* TASK STATEMENT *
From the records below, find each line with the string "Management" and copy it.
Segment Open
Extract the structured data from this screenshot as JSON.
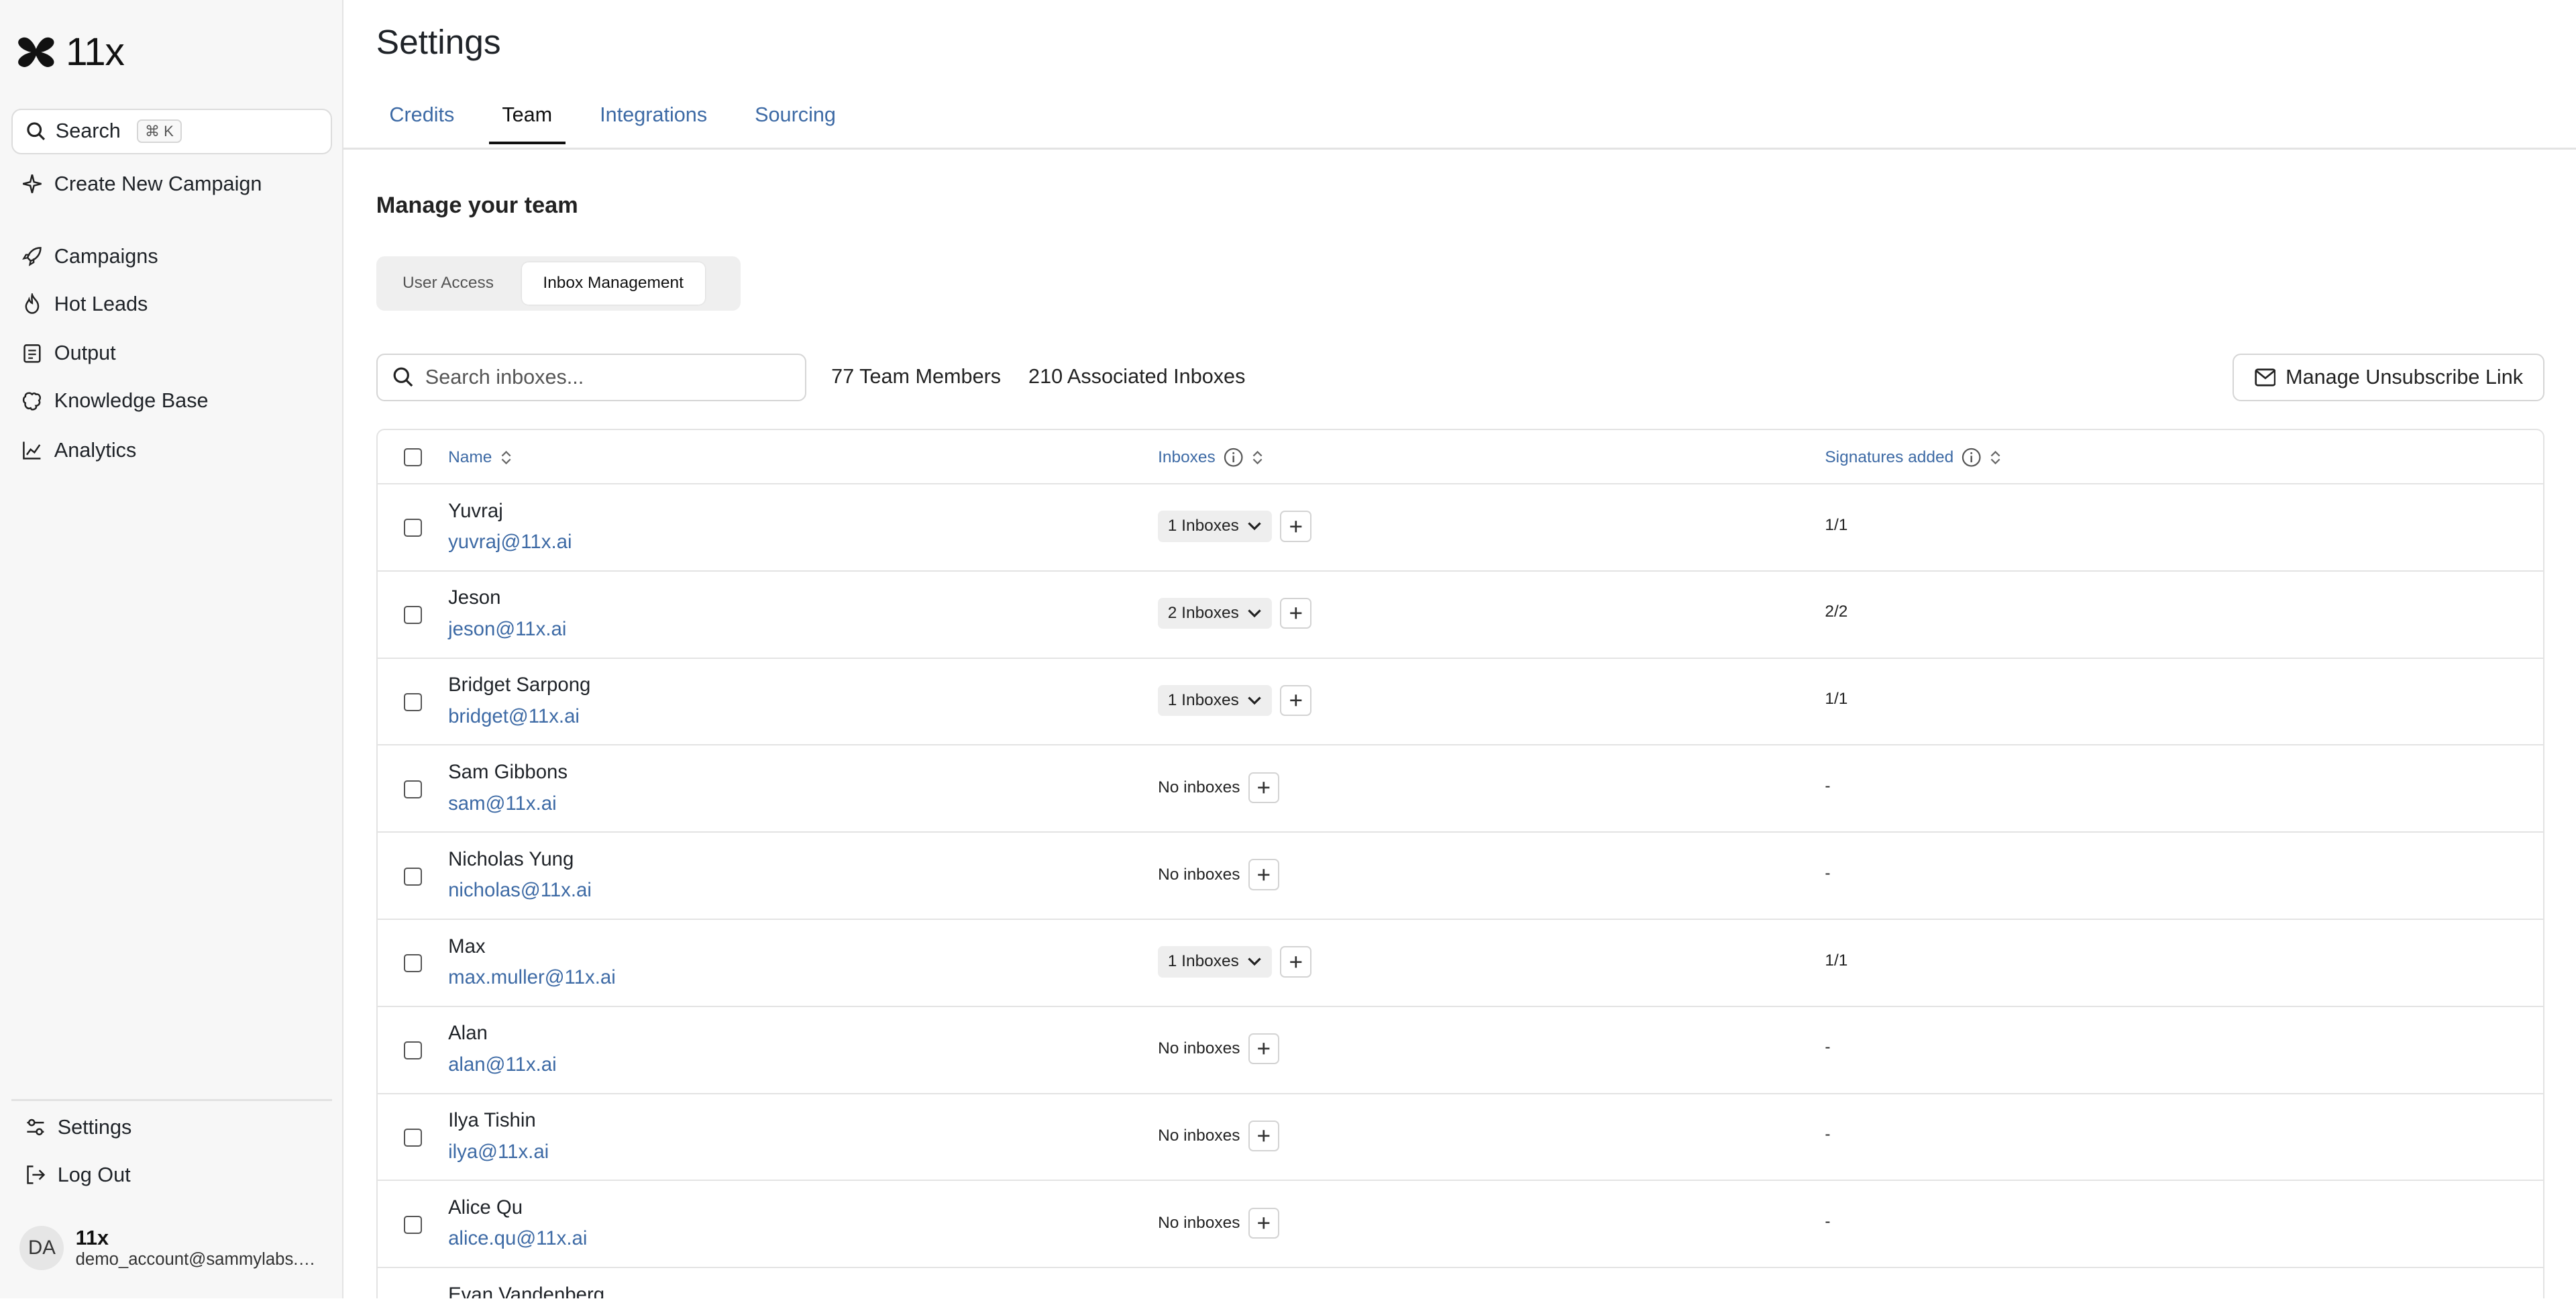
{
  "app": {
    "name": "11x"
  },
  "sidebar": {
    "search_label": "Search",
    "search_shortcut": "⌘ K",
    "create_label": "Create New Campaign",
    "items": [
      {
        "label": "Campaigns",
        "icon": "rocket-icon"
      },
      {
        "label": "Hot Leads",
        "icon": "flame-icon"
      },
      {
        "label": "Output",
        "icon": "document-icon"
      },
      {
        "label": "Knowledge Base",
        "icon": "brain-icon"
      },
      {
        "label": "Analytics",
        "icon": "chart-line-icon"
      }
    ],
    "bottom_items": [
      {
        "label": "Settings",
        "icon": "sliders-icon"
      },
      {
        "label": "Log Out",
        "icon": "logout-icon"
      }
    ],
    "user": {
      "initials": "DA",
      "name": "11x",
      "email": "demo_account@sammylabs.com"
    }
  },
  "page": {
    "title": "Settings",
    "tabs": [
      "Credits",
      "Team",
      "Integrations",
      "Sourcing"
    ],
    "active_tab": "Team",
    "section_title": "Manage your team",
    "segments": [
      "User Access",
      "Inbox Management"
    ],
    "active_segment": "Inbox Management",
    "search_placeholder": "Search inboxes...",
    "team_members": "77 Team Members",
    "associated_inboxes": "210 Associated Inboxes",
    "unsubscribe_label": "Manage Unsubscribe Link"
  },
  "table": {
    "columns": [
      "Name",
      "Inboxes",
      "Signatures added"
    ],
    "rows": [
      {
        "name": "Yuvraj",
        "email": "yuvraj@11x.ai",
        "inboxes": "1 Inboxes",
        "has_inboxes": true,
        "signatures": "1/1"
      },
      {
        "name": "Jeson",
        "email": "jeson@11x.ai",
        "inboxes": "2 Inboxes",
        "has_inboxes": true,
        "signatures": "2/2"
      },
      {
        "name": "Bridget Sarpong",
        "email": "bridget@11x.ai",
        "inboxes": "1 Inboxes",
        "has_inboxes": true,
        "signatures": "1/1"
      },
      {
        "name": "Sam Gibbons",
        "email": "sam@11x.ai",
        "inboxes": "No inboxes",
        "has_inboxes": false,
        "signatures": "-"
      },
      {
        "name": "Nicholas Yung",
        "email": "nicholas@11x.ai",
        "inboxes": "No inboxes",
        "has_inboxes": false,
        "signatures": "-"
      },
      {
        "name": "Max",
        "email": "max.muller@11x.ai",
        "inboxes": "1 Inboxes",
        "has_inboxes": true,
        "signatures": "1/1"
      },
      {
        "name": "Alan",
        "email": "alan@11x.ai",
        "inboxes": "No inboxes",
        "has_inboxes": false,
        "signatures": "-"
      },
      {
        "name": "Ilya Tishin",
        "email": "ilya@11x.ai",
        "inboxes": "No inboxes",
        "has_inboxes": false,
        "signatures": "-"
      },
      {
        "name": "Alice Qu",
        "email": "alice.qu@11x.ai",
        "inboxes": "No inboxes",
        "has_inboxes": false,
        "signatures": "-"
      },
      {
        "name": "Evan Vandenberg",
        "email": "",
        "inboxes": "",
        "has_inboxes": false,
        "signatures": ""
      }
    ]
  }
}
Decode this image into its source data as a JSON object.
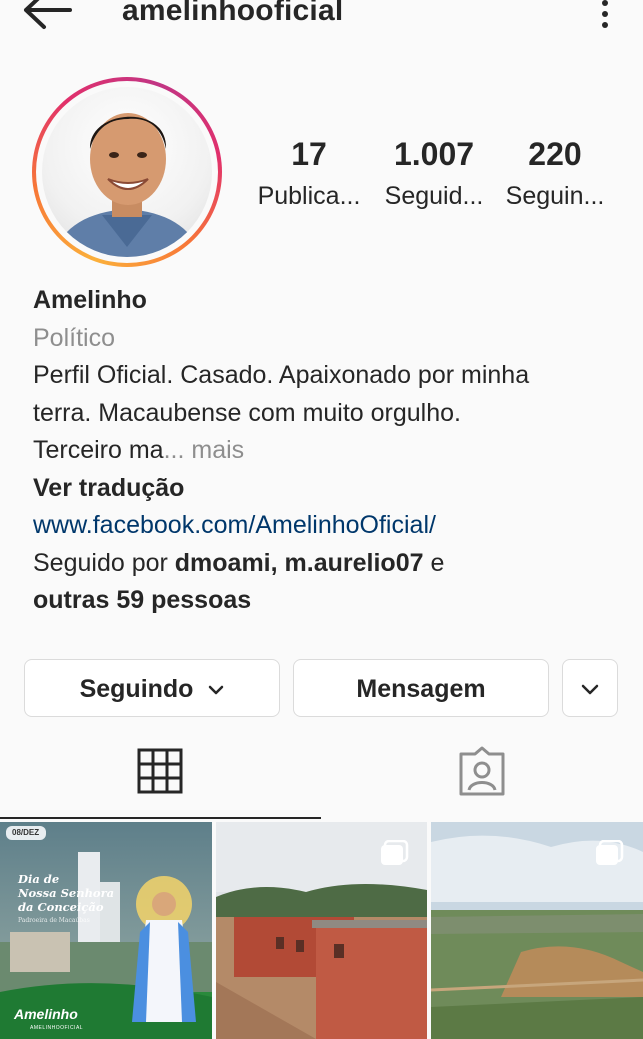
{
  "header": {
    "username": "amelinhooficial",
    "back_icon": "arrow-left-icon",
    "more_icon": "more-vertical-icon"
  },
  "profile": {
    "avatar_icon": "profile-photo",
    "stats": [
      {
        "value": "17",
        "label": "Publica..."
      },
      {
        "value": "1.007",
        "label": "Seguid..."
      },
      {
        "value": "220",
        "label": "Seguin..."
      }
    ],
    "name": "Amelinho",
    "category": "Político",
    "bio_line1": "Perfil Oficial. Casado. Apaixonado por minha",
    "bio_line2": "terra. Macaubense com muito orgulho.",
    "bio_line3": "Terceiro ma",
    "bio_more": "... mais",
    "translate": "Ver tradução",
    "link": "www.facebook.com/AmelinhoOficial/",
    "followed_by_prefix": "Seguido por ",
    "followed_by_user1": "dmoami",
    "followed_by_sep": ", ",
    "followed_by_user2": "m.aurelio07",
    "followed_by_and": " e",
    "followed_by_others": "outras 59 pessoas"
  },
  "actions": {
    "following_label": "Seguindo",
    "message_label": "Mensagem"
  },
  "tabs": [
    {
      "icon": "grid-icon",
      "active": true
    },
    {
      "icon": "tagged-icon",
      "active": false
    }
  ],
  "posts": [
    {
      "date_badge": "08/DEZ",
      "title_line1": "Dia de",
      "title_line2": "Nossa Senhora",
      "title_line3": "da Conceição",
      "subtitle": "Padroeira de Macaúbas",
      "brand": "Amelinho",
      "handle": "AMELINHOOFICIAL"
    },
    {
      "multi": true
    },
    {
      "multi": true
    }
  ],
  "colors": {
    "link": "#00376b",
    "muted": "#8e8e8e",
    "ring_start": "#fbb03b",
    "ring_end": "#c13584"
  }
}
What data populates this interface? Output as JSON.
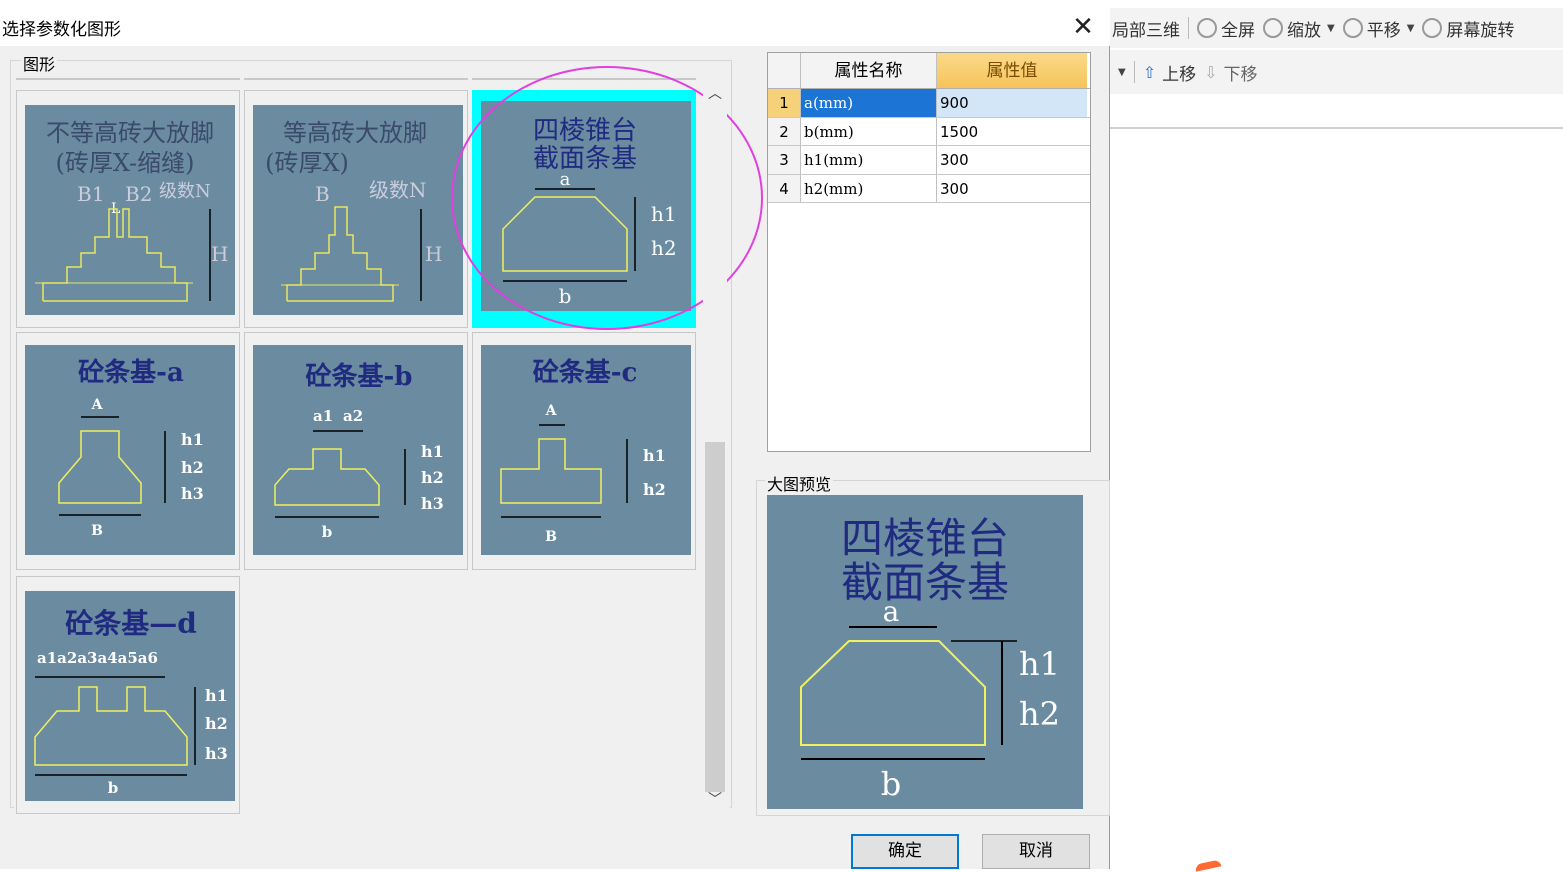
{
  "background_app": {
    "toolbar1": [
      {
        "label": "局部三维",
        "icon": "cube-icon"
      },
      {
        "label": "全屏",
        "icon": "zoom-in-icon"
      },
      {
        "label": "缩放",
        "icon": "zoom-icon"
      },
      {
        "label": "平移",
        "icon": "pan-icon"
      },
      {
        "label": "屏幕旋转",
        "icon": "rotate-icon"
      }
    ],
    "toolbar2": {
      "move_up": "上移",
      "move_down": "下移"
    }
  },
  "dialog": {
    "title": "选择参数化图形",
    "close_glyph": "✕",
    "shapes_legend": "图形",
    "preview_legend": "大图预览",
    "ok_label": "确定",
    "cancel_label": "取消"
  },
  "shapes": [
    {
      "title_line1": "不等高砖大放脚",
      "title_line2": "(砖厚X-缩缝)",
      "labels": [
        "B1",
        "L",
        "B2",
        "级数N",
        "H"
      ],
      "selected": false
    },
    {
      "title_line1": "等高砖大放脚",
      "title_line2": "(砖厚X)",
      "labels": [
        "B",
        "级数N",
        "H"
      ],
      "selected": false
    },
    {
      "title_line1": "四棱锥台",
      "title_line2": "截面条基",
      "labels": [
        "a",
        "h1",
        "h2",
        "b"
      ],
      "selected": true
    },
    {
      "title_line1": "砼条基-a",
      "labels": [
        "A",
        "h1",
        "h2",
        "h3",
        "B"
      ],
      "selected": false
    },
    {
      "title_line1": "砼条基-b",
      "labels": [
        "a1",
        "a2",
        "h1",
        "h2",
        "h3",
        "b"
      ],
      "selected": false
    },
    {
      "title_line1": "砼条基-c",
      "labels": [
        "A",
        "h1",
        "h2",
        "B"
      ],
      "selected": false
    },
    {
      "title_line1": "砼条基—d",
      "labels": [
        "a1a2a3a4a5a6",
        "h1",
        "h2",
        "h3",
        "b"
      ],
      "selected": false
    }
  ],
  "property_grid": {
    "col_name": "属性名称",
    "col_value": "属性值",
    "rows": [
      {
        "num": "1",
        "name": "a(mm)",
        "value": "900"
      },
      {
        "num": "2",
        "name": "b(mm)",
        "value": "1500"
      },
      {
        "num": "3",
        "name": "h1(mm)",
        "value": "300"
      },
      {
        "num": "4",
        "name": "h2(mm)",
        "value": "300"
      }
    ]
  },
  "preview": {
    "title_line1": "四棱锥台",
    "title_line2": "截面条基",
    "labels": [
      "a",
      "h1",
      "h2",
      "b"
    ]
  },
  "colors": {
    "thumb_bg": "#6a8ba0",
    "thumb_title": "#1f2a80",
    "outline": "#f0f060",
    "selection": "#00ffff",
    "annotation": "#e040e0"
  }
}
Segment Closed
* RESULT OF THIS TASK *
      "Inbox Management"
    "active_segment": "Inbox Management",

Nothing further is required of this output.